Article

Aboriginal Tourism: The Challenges, Opportunities and Future

Aboriginal tourism has seen an enormous boost in the last eight years. More and more travellers are looking to make a cultural connection with British Columbia beyond dining out in Yaletown, skiing in Whistler or surfing in Tofino. Today, there are more than 200 Aboriginal tourism businesses in BC, an 85 per cent increase over 2006.

“The Aboriginal tourism landscape has changed faster than any section I have ever witnessed,” comments Keith Henry, CEO of Aboriginal Tourism BC. “Revenues in BC will reach over $50 million this year alone,” he estimates. By 2017, that number is expected to increase to $68 million. With numbers on the rise, there is a lot of opportunity for Aboriginal entrepreneurs.

Developing the Aboriginal Tourism Industry

Developing this industry has not been a simple one. Much work has been invested to convince the Aboriginal communities to embrace tourism as an opportunity to showcase who they are, while making money and not abusing the land.

But that work is starting to pay off as more and more Aboriginal entrepreneurs see the benefits, such inviting people to celebrate art, culture and heritage.

Support for the Aboriginal Community

As the Aboriginal Tourism industry develops and grows, so do the number of organizations offering help to Aboriginal Entrepreneurs.

The Globe and Mail reported in May that the Royal Bank of Canada have created two initiatives at Simon Fraser University’s Beedie School of Business. The first, to support startups and social ventures in BC’s First Nations communities. The second, to aid Aboriginal undergraduate and graduate students to pursue entrepreneurship as a career.

The Sauder School of Business at the University of British Columbia also set up a similar program called the Ch’nook Initiative, which offers a full range of business education opportunities, including the Ch’nook Scholars Program and the Aboriginal Management Program.

In 2011, Keith Henry helped create BC Métis Federation, a non-profit association. One of their projects has been to establish a business directory to help businesses identify and secure procurement opportunities for Métis owned and operated businesses.

Misconceptions about Aboriginal Businesses

“One of the largest misconceptions about Aboriginal businesses is their access to grants,” Keith Henry comments. “Although there are many loan and funding programs available to Aboriginals, similar to any other business, the criteria can be narrow and the application process daunting. This misconception means that Aboriginal families are often approached with business ideas to buy, thinking they have unlimited access to funds, and pressured to making unreasonable commitments or are harassed by those who do not believe them.”

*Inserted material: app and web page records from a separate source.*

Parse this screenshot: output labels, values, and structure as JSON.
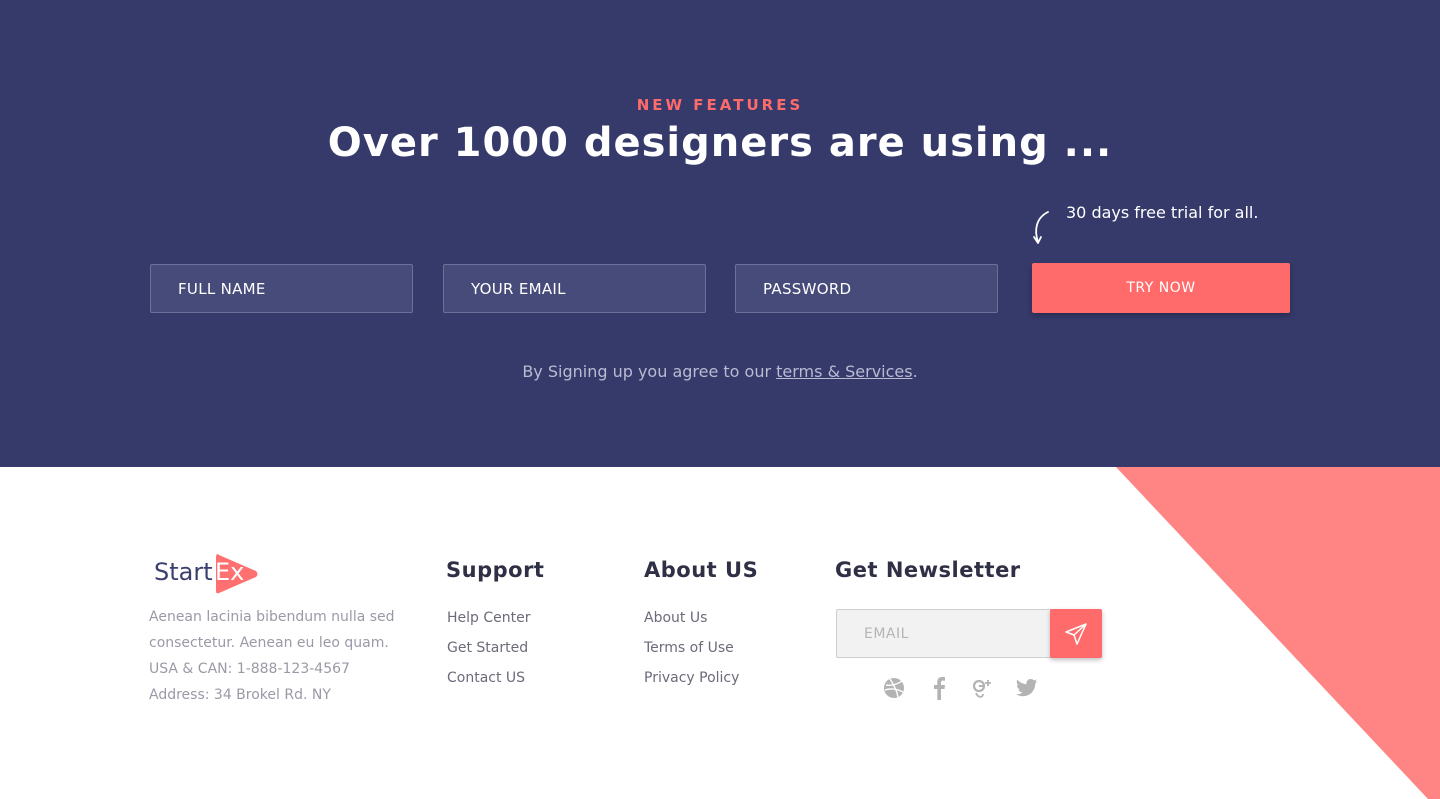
{
  "signup": {
    "eyebrow": "NEW FEATURES",
    "headline": "Over 1000 designers are using ...",
    "trial_note": "30 days free trial for all.",
    "fields": {
      "full_name_placeholder": "FULL NAME",
      "email_placeholder": "YOUR EMAIL",
      "password_placeholder": "PASSWORD"
    },
    "cta_label": "TRY NOW",
    "terms_prefix": "By Signing up you agree to our ",
    "terms_link": "terms & Services",
    "terms_suffix": "."
  },
  "footer": {
    "logo": {
      "start": "Start",
      "ex": "Ex"
    },
    "about_lines": [
      "Aenean lacinia bibendum nulla sed",
      "consectetur. Aenean eu leo quam.",
      "USA &  CAN: 1-888-123-4567",
      "Address: 34 Brokel Rd. NY"
    ],
    "support": {
      "title": "Support",
      "links": [
        "Help Center",
        "Get Started",
        "Contact US"
      ]
    },
    "about_us": {
      "title": "About US",
      "links": [
        "About Us",
        "Terms of Use",
        "Privacy Policy"
      ]
    },
    "newsletter": {
      "title": "Get Newsletter",
      "email_placeholder": "EMAIL",
      "send_icon": "paper-plane-icon"
    },
    "social_icons": [
      "dribbble-icon",
      "facebook-icon",
      "google-plus-icon",
      "twitter-icon"
    ]
  },
  "colors": {
    "hero_bg": "#353a6b",
    "accent": "#ff6b6b",
    "corner_accent": "#ff8585"
  }
}
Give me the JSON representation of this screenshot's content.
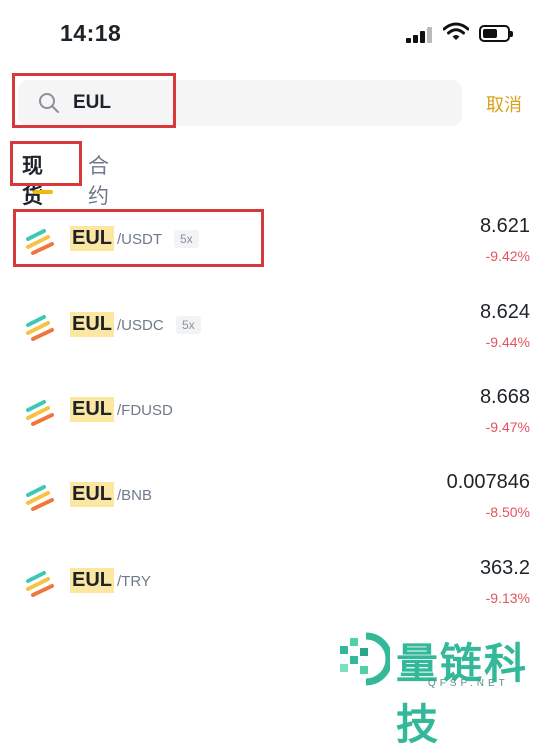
{
  "status_bar": {
    "time": "14:18"
  },
  "search": {
    "query": "EUL",
    "cancel_label": "取消"
  },
  "tabs": [
    {
      "label": "现货",
      "active": true
    },
    {
      "label": "合约",
      "active": false
    }
  ],
  "pairs": [
    {
      "base": "EUL",
      "quote": "/USDT",
      "leverage": "5x",
      "price": "8.621",
      "change": "-9.42%"
    },
    {
      "base": "EUL",
      "quote": "/USDC",
      "leverage": "5x",
      "price": "8.624",
      "change": "-9.44%"
    },
    {
      "base": "EUL",
      "quote": "/FDUSD",
      "leverage": "",
      "price": "8.668",
      "change": "-9.47%"
    },
    {
      "base": "EUL",
      "quote": "/BNB",
      "leverage": "",
      "price": "0.007846",
      "change": "-8.50%"
    },
    {
      "base": "EUL",
      "quote": "/TRY",
      "leverage": "",
      "price": "363.2",
      "change": "-9.13%"
    }
  ],
  "watermark": {
    "title": "量链科技",
    "subtitle": "QFSP.NET"
  },
  "colors": {
    "accent": "#f0b90b",
    "negative": "#e5535c",
    "highlight": "#d63a3a",
    "watermark": "#33b89a"
  }
}
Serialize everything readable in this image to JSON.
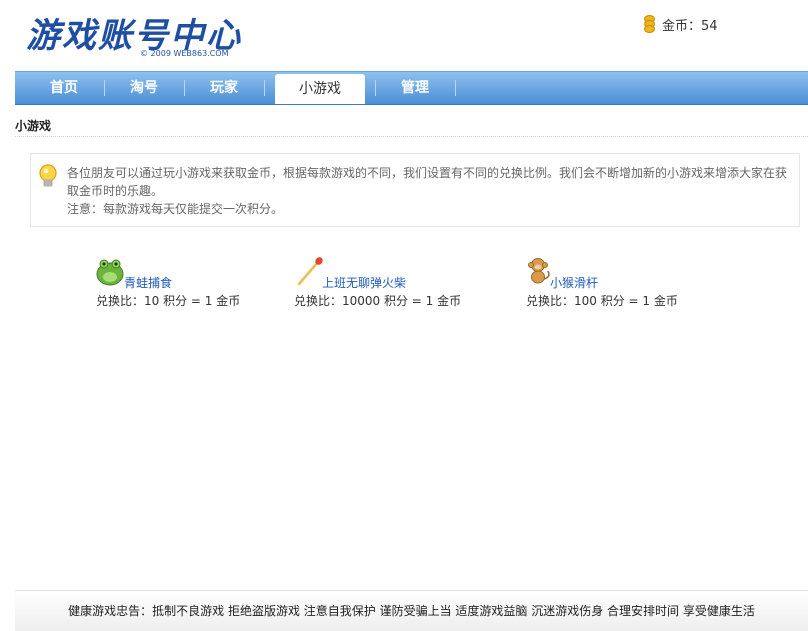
{
  "header": {
    "logo_title": "游戏账号中心",
    "logo_copyright": "© 2009 WEB863.COM",
    "coins_label": "金币：54"
  },
  "nav": {
    "tabs": [
      {
        "label": "首页"
      },
      {
        "label": "淘号"
      },
      {
        "label": "玩家"
      },
      {
        "label": "小游戏"
      },
      {
        "label": "管理"
      }
    ]
  },
  "section": {
    "title": "小游戏"
  },
  "notice": {
    "line1": "各位朋友可以通过玩小游戏来获取金币，根据每款游戏的不同，我们设置有不同的兑换比例。我们会不断增加新的小游戏来增添大家在获取金币时的乐趣。",
    "line2": "注意：每款游戏每天仅能提交一次积分。"
  },
  "games": [
    {
      "name": "青蛙捕食",
      "ratio": "兑换比：10 积分 = 1 金币",
      "icon": "frog-icon"
    },
    {
      "name": "上班无聊弹火柴",
      "ratio": "兑换比：10000 积分 = 1 金币",
      "icon": "matchstick-icon"
    },
    {
      "name": "小猴滑杆",
      "ratio": "兑换比：100 积分 = 1 金币",
      "icon": "monkey-icon"
    }
  ],
  "footer": {
    "text": "健康游戏忠告：抵制不良游戏 拒绝盗版游戏 注意自我保护 谨防受骗上当 适度游戏益脑 沉迷游戏伤身 合理安排时间 享受健康生活"
  }
}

The second misconception that people have about Aboriginal businesses, according to Keith Henry, is the notion that they do not pay taxes. ”While true of some small entrepreneurs who trade within the reserve, for any businesses that provides services or products off reserve they pay like everyone else,” says Keith Henry. “In Canada there are approximately 1,500 Aboriginal tourism businesses, who pay about $141 million in taxes annually. A significant contribution that Canadians are unaware of.”

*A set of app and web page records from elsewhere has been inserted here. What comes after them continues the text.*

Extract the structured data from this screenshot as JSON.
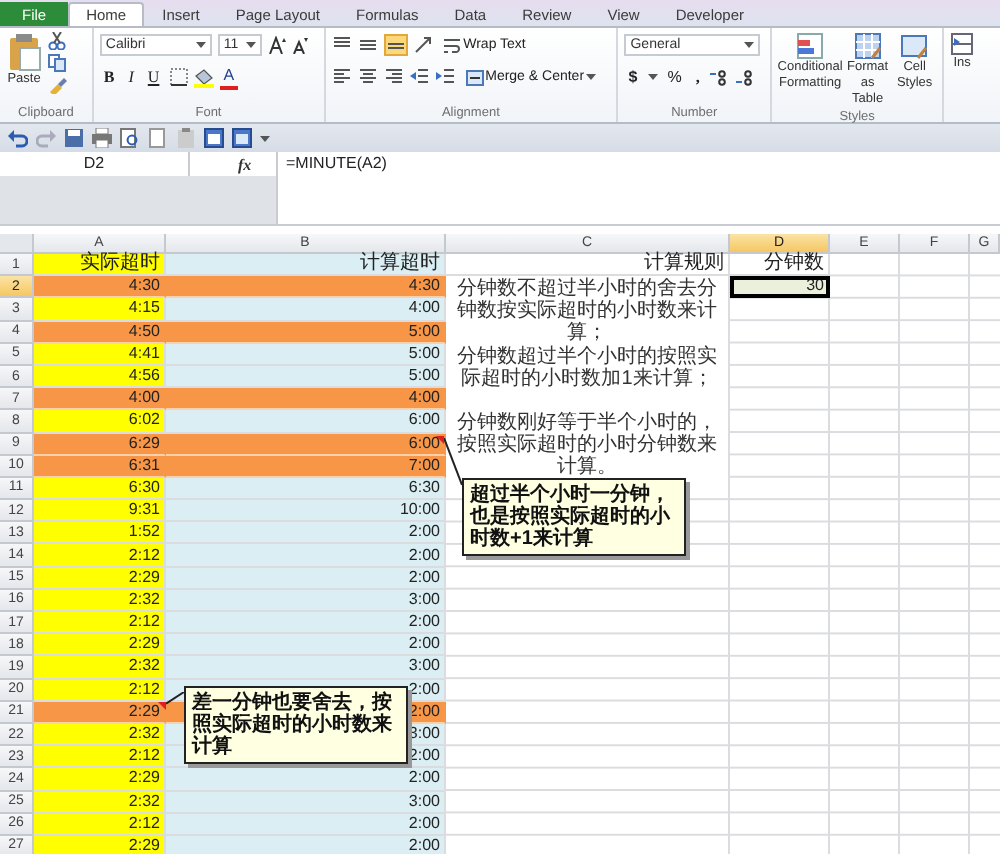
{
  "ribbon_tabs": [
    {
      "label": "File",
      "kind": "file",
      "selected": false
    },
    {
      "label": "Home",
      "kind": "tab",
      "selected": true
    },
    {
      "label": "Insert",
      "kind": "tab",
      "selected": false
    },
    {
      "label": "Page Layout",
      "kind": "tab",
      "selected": false
    },
    {
      "label": "Formulas",
      "kind": "tab",
      "selected": false
    },
    {
      "label": "Data",
      "kind": "tab",
      "selected": false
    },
    {
      "label": "Review",
      "kind": "tab",
      "selected": false
    },
    {
      "label": "View",
      "kind": "tab",
      "selected": false
    },
    {
      "label": "Developer",
      "kind": "tab",
      "selected": false
    }
  ],
  "ribbon": {
    "clipboard": {
      "paste": "Paste",
      "label": "Clipboard"
    },
    "font": {
      "name": "Calibri",
      "size": "11",
      "bold": "B",
      "italic": "I",
      "underline": "U",
      "font_color_button": "A",
      "label": "Font"
    },
    "alignment": {
      "wrap_text": "Wrap Text",
      "merge_center": "Merge & Center",
      "label": "Alignment"
    },
    "number": {
      "format": "General",
      "currency": "$",
      "percent": "%",
      "comma": ",",
      "label": "Number"
    },
    "styles": {
      "buttons": [
        "Conditional Formatting",
        "Format as Table",
        "Cell Styles"
      ],
      "label": "Styles"
    },
    "cells": {
      "insert": "Ins"
    }
  },
  "formula_bar": {
    "name_box": "D2",
    "function_label": "fx",
    "formula": "=MINUTE(A2)"
  },
  "sheet": {
    "columns": [
      {
        "label": "A",
        "selected": false
      },
      {
        "label": "B",
        "selected": false
      },
      {
        "label": "C",
        "selected": false
      },
      {
        "label": "D",
        "selected": true
      },
      {
        "label": "E",
        "selected": false
      },
      {
        "label": "F",
        "selected": false
      },
      {
        "label": "G",
        "selected": false
      }
    ],
    "rows": [
      {
        "number": "1",
        "a": "实际超时",
        "b": "计算超时",
        "c": "计算规则",
        "d": "分钟数",
        "highlighted": false,
        "selected": false
      },
      {
        "number": "2",
        "a": "4:30",
        "b": "4:30",
        "d": "30",
        "highlighted": true,
        "selected": true
      },
      {
        "number": "3",
        "a": "4:15",
        "b": "4:00",
        "highlighted": false,
        "selected": false
      },
      {
        "number": "4",
        "a": "4:50",
        "b": "5:00",
        "highlighted": true,
        "selected": false
      },
      {
        "number": "5",
        "a": "4:41",
        "b": "5:00",
        "highlighted": false,
        "selected": false
      },
      {
        "number": "6",
        "a": "4:56",
        "b": "5:00",
        "highlighted": false,
        "selected": false
      },
      {
        "number": "7",
        "a": "4:00",
        "b": "4:00",
        "highlighted": true,
        "selected": false
      },
      {
        "number": "8",
        "a": "6:02",
        "b": "6:00",
        "highlighted": false,
        "selected": false
      },
      {
        "number": "9",
        "a": "6:29",
        "b": "6:00",
        "highlighted": true,
        "selected": false
      },
      {
        "number": "10",
        "a": "6:31",
        "b": "7:00",
        "highlighted": true,
        "selected": false
      },
      {
        "number": "11",
        "a": "6:30",
        "b": "6:30",
        "highlighted": false,
        "selected": false
      },
      {
        "number": "12",
        "a": "9:31",
        "b": "10:00",
        "highlighted": false,
        "selected": false
      },
      {
        "number": "13",
        "a": "1:52",
        "b": "2:00",
        "highlighted": false,
        "selected": false
      },
      {
        "number": "14",
        "a": "2:12",
        "b": "2:00",
        "highlighted": false,
        "selected": false
      },
      {
        "number": "15",
        "a": "2:29",
        "b": "2:00",
        "highlighted": false,
        "selected": false
      },
      {
        "number": "16",
        "a": "2:32",
        "b": "3:00",
        "highlighted": false,
        "selected": false
      },
      {
        "number": "17",
        "a": "2:12",
        "b": "2:00",
        "highlighted": false,
        "selected": false
      },
      {
        "number": "18",
        "a": "2:29",
        "b": "2:00",
        "highlighted": false,
        "selected": false
      },
      {
        "number": "19",
        "a": "2:32",
        "b": "3:00",
        "highlighted": false,
        "selected": false
      },
      {
        "number": "20",
        "a": "2:12",
        "b": "2:00",
        "highlighted": false,
        "selected": false
      },
      {
        "number": "21",
        "a": "2:29",
        "b": "2:00",
        "highlighted": true,
        "selected": false
      },
      {
        "number": "22",
        "a": "2:32",
        "b": "3:00",
        "highlighted": false,
        "selected": false
      },
      {
        "number": "23",
        "a": "2:12",
        "b": "2:00",
        "highlighted": false,
        "selected": false
      },
      {
        "number": "24",
        "a": "2:29",
        "b": "2:00",
        "highlighted": false,
        "selected": false
      },
      {
        "number": "25",
        "a": "2:32",
        "b": "3:00",
        "highlighted": false,
        "selected": false
      },
      {
        "number": "26",
        "a": "2:12",
        "b": "2:00",
        "highlighted": false,
        "selected": false
      },
      {
        "number": "27",
        "a": "2:29",
        "b": "2:00",
        "highlighted": false,
        "selected": false
      }
    ],
    "notes": [
      "分钟数不超过半小时的舍去分钟数按实际超时的小时数来计算；",
      "分钟数超过半个小时的按照实际超时的小时数加1来计算；",
      "分钟数刚好等于半个小时的，按照实际超时的小时分钟数来计算。"
    ],
    "comments": [
      "超过半个小时一分钟，也是按照实际超时的小时数+1来计算",
      "差一分钟也要舍去，按照实际超时的小时数来计算"
    ]
  }
}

The Influence of the BC Treaty Negotiations

The BC treaty negotiations are arguably the most complex set of negotiations that Canada has ever undertaken.

Open to all BC First Nations, there are currently has 60 First Nations at 49 sets of negotiations. Their purpose is to identify, define and implement the rights and obligations, including existing and future interests in land, sea and resources, structures and authorities of government, regulatory processes, amending processes, dispute resolution, financial compensation and fiscal relations.

When asked how the negotiations affect the Aboriginal business landscape, Keith replies that he sees the process as another key tool to supporting business certainty for future partners. After all the treaty process focuses on the future economic sustainability of these communities. That certainty will increase the confidence of non-Aboriginal partners who are looking to invest, partner and support the communities.

National Aboriginal Day

On June 21, 2015, BC will celebrate National Aboriginal Day, to celebrate the unique heritage, diverse cultures and outstanding contributions of First Nations, Métis and Inuit peoples.
There are a number of events happening around the province, check out the Aboriginal Affairs and Northern Development Canada website for more information.